App and web page records
◇ ◇ ◇ ◇ ◇ ◇ ◇
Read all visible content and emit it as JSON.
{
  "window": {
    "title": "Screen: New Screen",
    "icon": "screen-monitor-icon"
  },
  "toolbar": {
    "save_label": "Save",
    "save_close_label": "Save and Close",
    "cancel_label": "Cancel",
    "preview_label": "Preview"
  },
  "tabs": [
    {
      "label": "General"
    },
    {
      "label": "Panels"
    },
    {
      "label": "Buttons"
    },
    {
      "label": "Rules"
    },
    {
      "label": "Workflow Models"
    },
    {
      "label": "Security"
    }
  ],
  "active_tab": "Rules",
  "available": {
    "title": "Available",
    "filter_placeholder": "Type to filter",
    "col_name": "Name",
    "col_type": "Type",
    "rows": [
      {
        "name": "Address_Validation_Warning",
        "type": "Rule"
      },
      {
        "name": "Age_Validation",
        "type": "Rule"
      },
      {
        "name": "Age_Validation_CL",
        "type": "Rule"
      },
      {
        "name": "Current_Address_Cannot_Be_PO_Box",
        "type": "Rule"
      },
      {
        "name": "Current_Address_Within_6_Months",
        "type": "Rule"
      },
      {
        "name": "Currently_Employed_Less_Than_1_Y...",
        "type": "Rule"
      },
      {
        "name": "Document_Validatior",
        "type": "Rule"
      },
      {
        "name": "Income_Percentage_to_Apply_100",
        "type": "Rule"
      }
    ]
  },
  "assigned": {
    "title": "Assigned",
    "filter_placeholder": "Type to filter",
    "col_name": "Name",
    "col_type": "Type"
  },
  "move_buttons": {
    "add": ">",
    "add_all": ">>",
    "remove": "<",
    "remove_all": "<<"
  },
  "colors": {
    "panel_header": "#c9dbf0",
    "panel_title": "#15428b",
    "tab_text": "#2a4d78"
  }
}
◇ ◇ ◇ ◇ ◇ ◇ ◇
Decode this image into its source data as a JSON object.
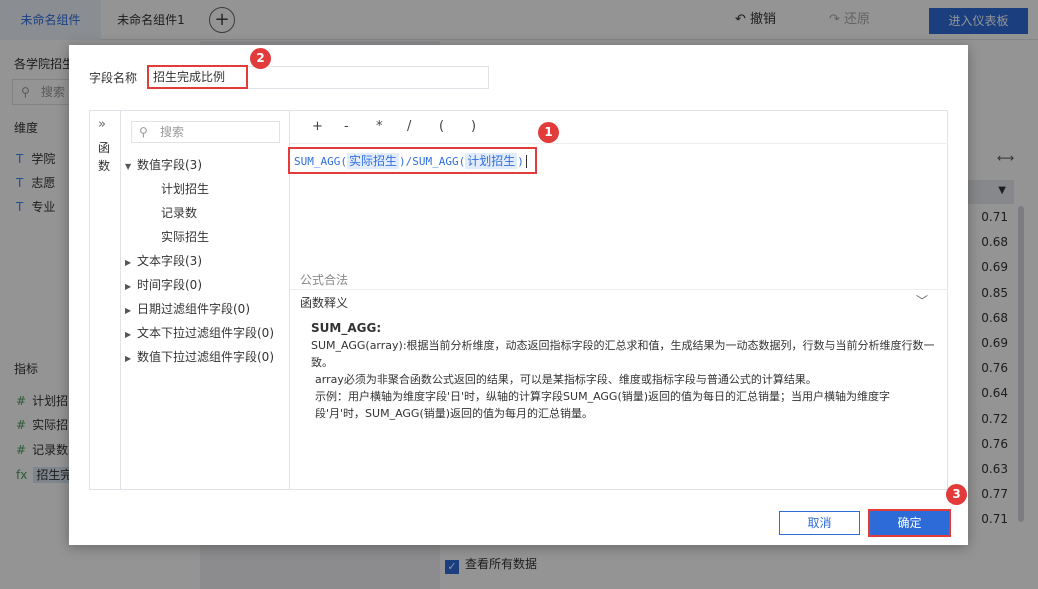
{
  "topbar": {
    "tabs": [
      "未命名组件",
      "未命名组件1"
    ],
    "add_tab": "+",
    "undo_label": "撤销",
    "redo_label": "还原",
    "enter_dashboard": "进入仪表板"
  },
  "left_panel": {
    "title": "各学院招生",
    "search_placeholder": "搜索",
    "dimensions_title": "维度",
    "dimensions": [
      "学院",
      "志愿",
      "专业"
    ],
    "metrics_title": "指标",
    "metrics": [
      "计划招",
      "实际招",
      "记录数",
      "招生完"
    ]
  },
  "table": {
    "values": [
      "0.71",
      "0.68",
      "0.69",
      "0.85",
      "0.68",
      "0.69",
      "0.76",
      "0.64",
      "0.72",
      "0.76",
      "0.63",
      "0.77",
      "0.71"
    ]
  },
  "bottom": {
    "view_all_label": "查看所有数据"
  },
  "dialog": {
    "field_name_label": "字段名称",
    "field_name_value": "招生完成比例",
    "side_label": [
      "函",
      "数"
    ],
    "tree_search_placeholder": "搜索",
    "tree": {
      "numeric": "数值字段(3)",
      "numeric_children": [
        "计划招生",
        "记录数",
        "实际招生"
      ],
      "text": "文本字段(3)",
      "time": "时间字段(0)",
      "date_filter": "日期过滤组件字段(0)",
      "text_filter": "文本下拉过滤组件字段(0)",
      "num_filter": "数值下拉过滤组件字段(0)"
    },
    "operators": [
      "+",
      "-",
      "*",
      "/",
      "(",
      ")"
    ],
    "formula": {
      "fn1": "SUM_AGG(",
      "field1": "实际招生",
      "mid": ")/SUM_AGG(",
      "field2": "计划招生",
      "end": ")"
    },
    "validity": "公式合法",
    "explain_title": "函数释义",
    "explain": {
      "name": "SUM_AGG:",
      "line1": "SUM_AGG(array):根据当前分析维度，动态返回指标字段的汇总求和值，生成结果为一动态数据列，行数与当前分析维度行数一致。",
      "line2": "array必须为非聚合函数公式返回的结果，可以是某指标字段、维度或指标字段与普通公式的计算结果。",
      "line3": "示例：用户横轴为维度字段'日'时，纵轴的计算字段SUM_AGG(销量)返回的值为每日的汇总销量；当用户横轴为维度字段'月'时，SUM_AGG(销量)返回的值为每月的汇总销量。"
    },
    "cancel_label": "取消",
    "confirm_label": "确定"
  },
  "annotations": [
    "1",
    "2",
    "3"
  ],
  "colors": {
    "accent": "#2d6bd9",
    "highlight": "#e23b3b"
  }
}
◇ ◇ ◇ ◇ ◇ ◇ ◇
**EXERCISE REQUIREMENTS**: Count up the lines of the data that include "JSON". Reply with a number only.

**SOLUTION TO THE PROBLEM**: 2